From the records that follow, copy every line in which "Enfa" appears.

Entries from a dataset of interfaces

——————————

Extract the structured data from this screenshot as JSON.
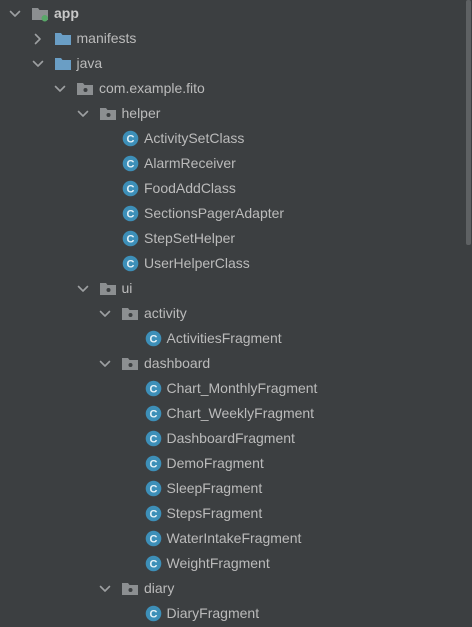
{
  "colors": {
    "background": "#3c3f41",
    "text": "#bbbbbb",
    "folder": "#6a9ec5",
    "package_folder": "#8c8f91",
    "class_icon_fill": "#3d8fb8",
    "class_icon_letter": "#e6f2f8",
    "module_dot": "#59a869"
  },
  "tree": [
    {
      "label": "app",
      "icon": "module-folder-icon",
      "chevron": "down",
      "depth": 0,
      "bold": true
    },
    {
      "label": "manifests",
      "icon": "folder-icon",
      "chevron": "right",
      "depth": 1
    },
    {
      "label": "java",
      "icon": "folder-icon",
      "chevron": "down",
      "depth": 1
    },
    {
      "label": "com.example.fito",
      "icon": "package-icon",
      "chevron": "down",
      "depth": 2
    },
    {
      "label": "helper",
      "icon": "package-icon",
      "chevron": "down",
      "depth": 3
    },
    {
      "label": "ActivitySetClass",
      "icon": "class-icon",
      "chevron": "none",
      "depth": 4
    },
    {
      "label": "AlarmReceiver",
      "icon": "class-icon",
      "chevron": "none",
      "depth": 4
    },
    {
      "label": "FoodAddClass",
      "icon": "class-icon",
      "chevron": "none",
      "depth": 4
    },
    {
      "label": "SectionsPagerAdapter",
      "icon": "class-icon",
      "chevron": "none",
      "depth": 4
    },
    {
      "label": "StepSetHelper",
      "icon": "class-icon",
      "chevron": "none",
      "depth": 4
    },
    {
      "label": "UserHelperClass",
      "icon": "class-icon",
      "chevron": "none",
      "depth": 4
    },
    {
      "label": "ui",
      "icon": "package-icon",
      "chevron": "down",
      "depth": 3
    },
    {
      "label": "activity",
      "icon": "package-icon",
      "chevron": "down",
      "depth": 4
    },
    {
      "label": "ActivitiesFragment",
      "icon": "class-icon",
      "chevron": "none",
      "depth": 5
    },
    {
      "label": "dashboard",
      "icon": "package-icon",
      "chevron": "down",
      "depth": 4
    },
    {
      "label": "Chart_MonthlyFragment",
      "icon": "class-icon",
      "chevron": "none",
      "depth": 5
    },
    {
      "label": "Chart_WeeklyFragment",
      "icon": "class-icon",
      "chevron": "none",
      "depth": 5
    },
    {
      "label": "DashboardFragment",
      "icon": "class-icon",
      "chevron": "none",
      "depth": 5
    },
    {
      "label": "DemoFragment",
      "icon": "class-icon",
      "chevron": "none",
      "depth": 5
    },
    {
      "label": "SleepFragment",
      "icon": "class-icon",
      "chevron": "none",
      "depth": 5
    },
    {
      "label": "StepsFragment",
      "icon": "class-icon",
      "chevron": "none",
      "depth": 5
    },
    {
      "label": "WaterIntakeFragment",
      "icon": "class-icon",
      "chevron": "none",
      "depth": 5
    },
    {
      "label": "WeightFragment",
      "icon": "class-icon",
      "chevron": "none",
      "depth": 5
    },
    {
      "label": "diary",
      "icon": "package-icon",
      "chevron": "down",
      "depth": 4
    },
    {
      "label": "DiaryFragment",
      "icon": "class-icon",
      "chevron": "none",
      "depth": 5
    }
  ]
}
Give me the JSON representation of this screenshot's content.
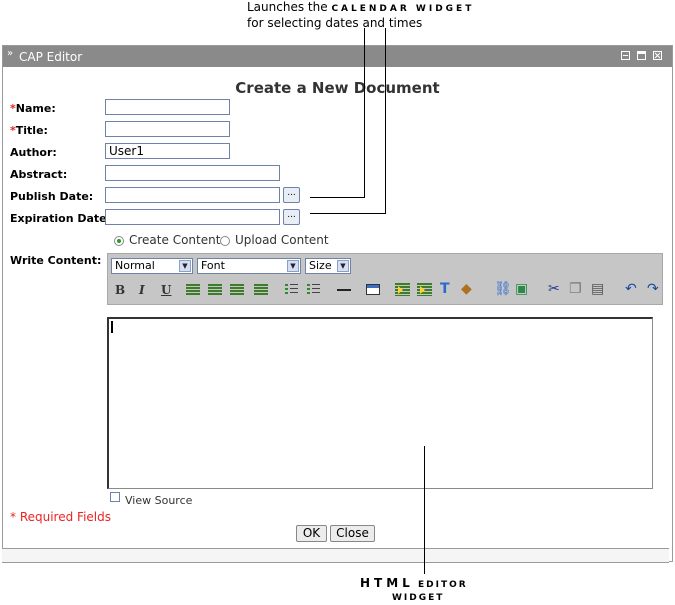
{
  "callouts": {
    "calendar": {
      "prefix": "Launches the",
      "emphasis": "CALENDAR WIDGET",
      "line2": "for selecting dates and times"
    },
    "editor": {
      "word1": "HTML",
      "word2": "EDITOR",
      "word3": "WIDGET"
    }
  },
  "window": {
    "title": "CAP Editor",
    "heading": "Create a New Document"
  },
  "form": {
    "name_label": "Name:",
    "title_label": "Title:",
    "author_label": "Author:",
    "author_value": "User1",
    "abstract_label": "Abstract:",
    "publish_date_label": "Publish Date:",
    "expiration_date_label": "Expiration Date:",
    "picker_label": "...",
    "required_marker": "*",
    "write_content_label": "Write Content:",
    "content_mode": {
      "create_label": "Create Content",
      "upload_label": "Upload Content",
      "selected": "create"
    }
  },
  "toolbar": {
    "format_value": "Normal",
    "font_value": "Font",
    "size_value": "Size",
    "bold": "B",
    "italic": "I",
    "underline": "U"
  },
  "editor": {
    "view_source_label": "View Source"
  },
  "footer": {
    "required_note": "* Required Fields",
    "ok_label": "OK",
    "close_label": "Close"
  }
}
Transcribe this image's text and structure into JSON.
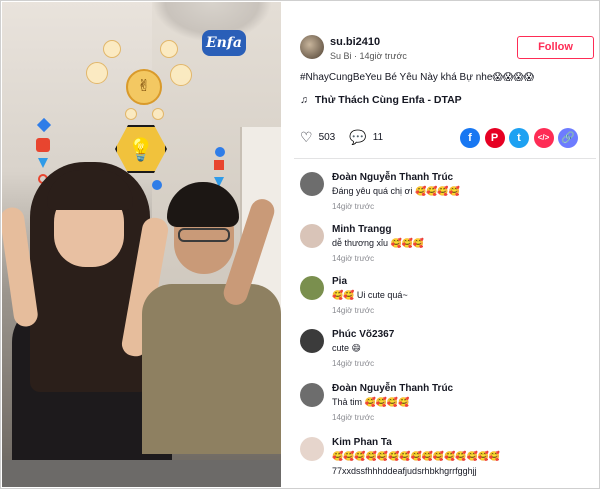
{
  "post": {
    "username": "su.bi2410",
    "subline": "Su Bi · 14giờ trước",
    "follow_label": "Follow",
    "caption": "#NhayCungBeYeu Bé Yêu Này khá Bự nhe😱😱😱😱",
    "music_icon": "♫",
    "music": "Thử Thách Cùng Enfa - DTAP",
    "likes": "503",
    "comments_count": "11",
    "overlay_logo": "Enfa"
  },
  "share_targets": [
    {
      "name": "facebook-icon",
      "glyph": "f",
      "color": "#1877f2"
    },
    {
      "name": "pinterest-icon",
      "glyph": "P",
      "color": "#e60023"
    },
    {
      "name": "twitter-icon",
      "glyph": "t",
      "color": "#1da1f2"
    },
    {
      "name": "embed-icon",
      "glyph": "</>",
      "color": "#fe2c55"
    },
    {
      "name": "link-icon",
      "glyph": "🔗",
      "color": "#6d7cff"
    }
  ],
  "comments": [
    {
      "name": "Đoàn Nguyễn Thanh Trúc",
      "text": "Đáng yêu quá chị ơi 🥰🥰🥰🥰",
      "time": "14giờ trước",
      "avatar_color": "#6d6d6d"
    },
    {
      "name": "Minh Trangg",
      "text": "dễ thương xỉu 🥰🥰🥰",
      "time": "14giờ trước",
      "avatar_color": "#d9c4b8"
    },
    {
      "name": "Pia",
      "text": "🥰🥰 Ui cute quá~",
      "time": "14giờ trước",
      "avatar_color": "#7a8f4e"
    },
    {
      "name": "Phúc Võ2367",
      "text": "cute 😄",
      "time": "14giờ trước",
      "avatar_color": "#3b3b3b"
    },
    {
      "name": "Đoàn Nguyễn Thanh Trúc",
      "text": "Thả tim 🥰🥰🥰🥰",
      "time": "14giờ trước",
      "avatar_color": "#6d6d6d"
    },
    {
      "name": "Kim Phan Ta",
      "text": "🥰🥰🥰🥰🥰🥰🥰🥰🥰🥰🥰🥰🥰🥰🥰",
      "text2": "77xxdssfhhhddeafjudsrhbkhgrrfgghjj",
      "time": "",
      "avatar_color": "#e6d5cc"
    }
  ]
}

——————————

§ **Result for this exercise**
    "music": "Thử Thách Cùng Enfa - DTAP",
    "overlay_logo": "Enfa"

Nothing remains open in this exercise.